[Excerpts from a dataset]

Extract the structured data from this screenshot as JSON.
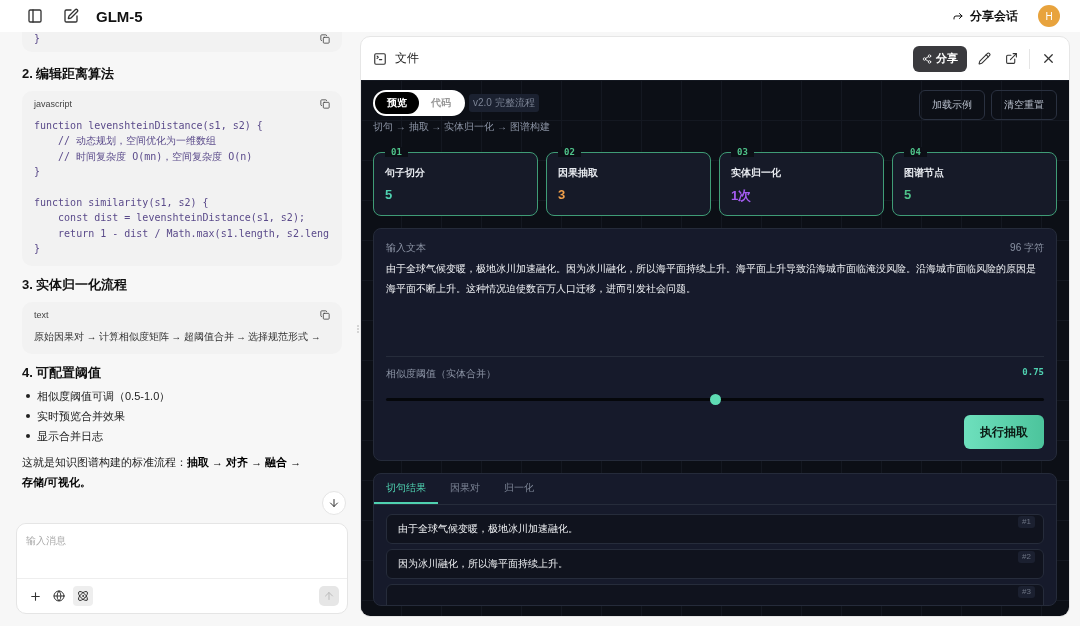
{
  "topbar": {
    "title": "GLM-5",
    "share_label": "分享会话",
    "avatar": "H"
  },
  "chat": {
    "blocks": [
      {
        "kind": "code_end",
        "lines": [
          "}"
        ]
      },
      {
        "kind": "heading",
        "text": "2. 编辑距离算法"
      },
      {
        "kind": "code",
        "lang": "javascript",
        "groups": [
          [
            "function levenshteinDistance(s1, s2) {",
            "    // 动态规划，空间优化为一维数组",
            "    // 时间复杂度 O(mn)，空间复杂度 O(n)",
            "}"
          ],
          [
            "function similarity(s1, s2) {",
            "    const dist = levenshteinDistance(s1, s2);",
            "    return 1 - dist / Math.max(s1.length, s2.leng",
            "}"
          ]
        ]
      },
      {
        "kind": "heading",
        "text": "3. 实体归一化流程"
      },
      {
        "kind": "code",
        "lang": "text",
        "groups": [
          [
            "原始因果对 → 计算相似度矩阵 → 超阈值合并 → 选择规范形式 →"
          ]
        ]
      },
      {
        "kind": "heading",
        "text": "4. 可配置阈值"
      },
      {
        "kind": "bullets",
        "items": [
          "相似度阈值可调（0.5-1.0）",
          "实时预览合并效果",
          "显示合并日志"
        ]
      },
      {
        "kind": "paragraph",
        "text": "这就是知识图谱构建的标准流程：**抽取 → 对齐 → 融合 → 存储/可视化。**"
      }
    ],
    "composer": {
      "placeholder": "输入消息",
      "tools": [
        {
          "kind": "plus",
          "selected": false
        },
        {
          "kind": "globe",
          "selected": false
        },
        {
          "kind": "atom",
          "selected": true
        }
      ]
    }
  },
  "panel": {
    "title": "文件",
    "share_label": "分享",
    "view_tabs": [
      {
        "label": "预览",
        "selected": true
      },
      {
        "label": "代码",
        "selected": false
      }
    ],
    "version": "v2.0 完整流程",
    "pipeline": "切句 → 抽取 → 实体归一化 → 图谱构建",
    "actions": [
      "加载示例",
      "清空重置"
    ],
    "stats": [
      {
        "index": "01",
        "label": "句子切分",
        "value": "5",
        "color": "#4fd1b0"
      },
      {
        "index": "02",
        "label": "因果抽取",
        "value": "3",
        "color": "#f0a04b"
      },
      {
        "index": "03",
        "label": "实体归一化",
        "value": "1次",
        "color": "#a55cf0"
      },
      {
        "index": "04",
        "label": "图谱节点",
        "value": "5",
        "color": "#4fc38a"
      }
    ],
    "input": {
      "label": "输入文本",
      "count": "96 字符",
      "text": "由于全球气候变暖，极地冰川加速融化。因为冰川融化，所以海平面持续上升。海平面上升导致沿海城市面临淹没风险。沿海城市面临风险的原因是海平面不断上升。这种情况迫使数百万人口迁移，进而引发社会问题。",
      "slider_label": "相似度阈值（实体合并）",
      "slider_value": "0.75",
      "level": 0.5,
      "run_label": "执行抽取"
    },
    "result_tabs": [
      {
        "label": "切句结果",
        "selected": true
      },
      {
        "label": "因果对",
        "selected": false
      },
      {
        "label": "归一化",
        "selected": false
      }
    ],
    "sentences": [
      {
        "index": "#1",
        "text": "由于全球气候变暖，极地冰川加速融化。"
      },
      {
        "index": "#2",
        "text": "因为冰川融化，所以海平面持续上升。"
      },
      {
        "index": "#3"
      }
    ]
  }
}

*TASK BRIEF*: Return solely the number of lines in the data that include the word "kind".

*RESULT FOR THIS TASK*: 11